Q: Has equity release become mainstream?
A: To an extent. I’ve been in the intermediary market for 10 years at various providers and I’ve seen it become a lot more mainstream than ever. One of the main drivers is the historically low interest rate environment within the market. Going back 5-10 years, equity release was probably seen as an option of last resort and that was often driven by a rate being 6-8%, even higher sometimes. But at points last year there were interest rates in the market of 2.5%, fixed for life with no repayments to be made. So it’s becoming a lot more feasible for advisers to look at equity release as an option for clients.
Q: How has the purpose of the loan changed over the time?
A: Historically, equity release would be seen as a tool to repay an existing mortgage and, to an extent, it still is the biggest reason; it makes up about 36% of our book. But what we’ve seen is a dramatic change in other areas. Using equity release to purchase a property is a relatively new concept to a lot of people, but that’s been rising within our book.

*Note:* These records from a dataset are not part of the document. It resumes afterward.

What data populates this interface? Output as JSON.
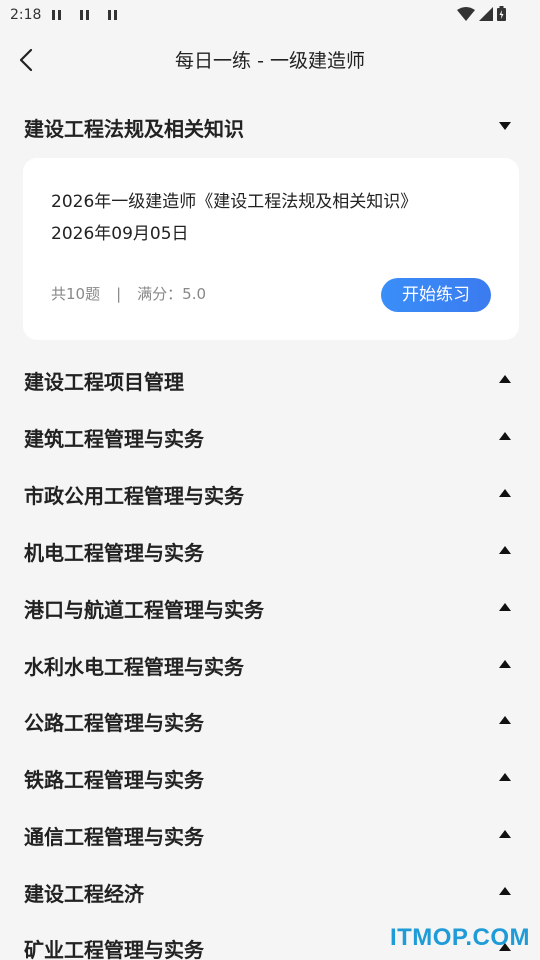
{
  "status_bar": {
    "time": "2:18"
  },
  "header": {
    "title": "每日一练 - 一级建造师"
  },
  "expanded_section": {
    "label": "建设工程法规及相关知识"
  },
  "exam_card": {
    "title": "2026年一级建造师《建设工程法规及相关知识》",
    "date": "2026年09月05日",
    "question_count": "共10题",
    "separator": "|",
    "full_score": "满分：5.0",
    "start_label": "开始练习"
  },
  "sections": [
    {
      "label": "建设工程项目管理"
    },
    {
      "label": "建筑工程管理与实务"
    },
    {
      "label": "市政公用工程管理与实务"
    },
    {
      "label": "机电工程管理与实务"
    },
    {
      "label": "港口与航道工程管理与实务"
    },
    {
      "label": "水利水电工程管理与实务"
    },
    {
      "label": "公路工程管理与实务"
    },
    {
      "label": "铁路工程管理与实务"
    },
    {
      "label": "通信工程管理与实务"
    },
    {
      "label": "建设工程经济"
    },
    {
      "label": "矿业工程管理与实务"
    }
  ],
  "watermark": "ITMOP.COM"
}
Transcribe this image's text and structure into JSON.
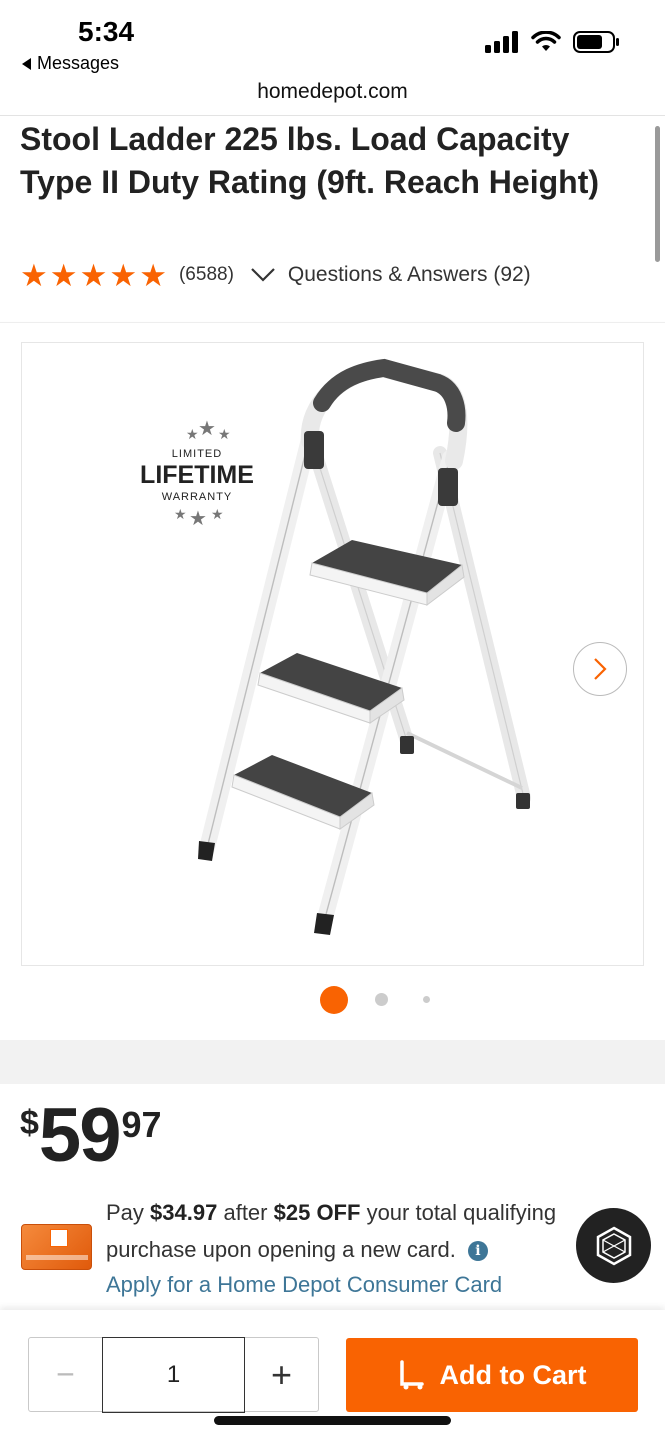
{
  "status_bar": {
    "time": "5:34",
    "back_label": "Messages",
    "icons": [
      "cellular-signal-icon",
      "wifi-icon",
      "battery-icon"
    ]
  },
  "browser": {
    "url": "homedepot.com"
  },
  "product": {
    "title": "Stool Ladder 225 lbs. Load Capacity Type II Duty Rating (9ft. Reach Height)",
    "rating": 5,
    "review_count": "(6588)",
    "qa_link": "Questions & Answers (92)"
  },
  "gallery": {
    "badge_top": "LIMITED",
    "badge_main": "LIFETIME",
    "badge_bottom": "WARRANTY",
    "image_count": 3,
    "active_index": 0
  },
  "pricing": {
    "currency": "$",
    "dollars": "59",
    "cents": "97"
  },
  "promo": {
    "pay_text": "Pay",
    "pay_amount": "$34.97",
    "after_text": "after",
    "discount": "$25 OFF",
    "rest_text": "your total qualifying purchase upon opening a new card.",
    "apply_link": "Apply for a Home Depot Consumer Card"
  },
  "cart": {
    "quantity": "1",
    "minus_label": "−",
    "plus_label": "+",
    "add_label": "Add to Cart"
  },
  "colors": {
    "brand_orange": "#f96302",
    "link_blue": "#3e7697"
  }
}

Probably the single biggest increase in popularity for equity release that we’ve seen within the last two to three years is using equity release to gift funds – another part of the Bank of Mum and Dad. We’ve seen a dramatic increase in using your own property to help get your kids onto the property ladder or to gift for various reasons; within the last three years, that’s gone from 8%-16% of our book. It’s also attracting a lot more high value properties, where the clients are not struggling for money and don’t need to remortgage. Some wealth managers are looking at this as an IHT planning tool, to reduce your estate and gift away to your children.
We’re also seeing clients gifting funds from their own property to their children to buy a property. The children then service the interest on the equity and start making repayments.
Q: How competitive is the marketplace in terms of products?
A: Going back to the beginning of the 2020 there were over 400 different types of plans available. Now, that doesn’t sound that dramatic if you compare it to residential lending, but that was an increase in plans of around 150 within a year.
The competitiveness is absolutely there in terms of products, but also in how we price. For example, during a typical year at LV= we would make around 16 changes per year; but in 2019 we exceeded 50 different price changes.
Q: As an equity release provider, do you feel competition from the Retirement Interest Only side of later life lending?
A: They are obviously pretty new to the market and I think they’ve probably got a bit of a way to go, with two things which could possibly hold them back. Our view of RIOs is that there is no security of tenure for customers, while many applications are non-starters based on the affordability and stress testing that has to be done.
That said, the potential from the interest-only market is huge. There are around 70,000 a year maturing over the next 20 years; so what are those clients’ exit strategies? There doesn’t seem to be a huge number of them who have the funds to be able to redeem those interest-only mortgages. So short of downsizing, equity release and RIOs need to be looked at.
In fact, this has led in part to equity release plans becoming more flexible, because typically an interest- only residential client is younger, is likely still working, or does have the means to be able to keep servicing the interest. It led to innovation within the equity release space – now we are allowing for repayments to be made.
Q: Technology wise, what’s the equity release market like in comparison to the residential mortgage market?
A: It’s behind the innovation curve if you compare it to residential lending. An example of that would be the ability for advisers to quote and submit applications themselves online. The extraordinary situation we find ourselves in now in relation to Covid-19 has sadly delayed the launch of our online quote and apply platform.
The breakthrough period for the equity release market was between 2017 and 2018. In 2017, there was around £3bn in overall lending. 2018 saw £4bn written. That prompted providers to better support advisers by offering an online service and get away from being so paper-based and too manual.
Such systems have only been rolled out by providers over the past couple of years, but things are going in the right direction.
Q: How important is the equity release market to LV=?
A: It’s a pivotal part of the LV= business. We’re obviously seen to be one of the big players in the market and rightly so. The service that we provide and the brand speak for themselves. We design products and processes with the customer at the central core of our thought process.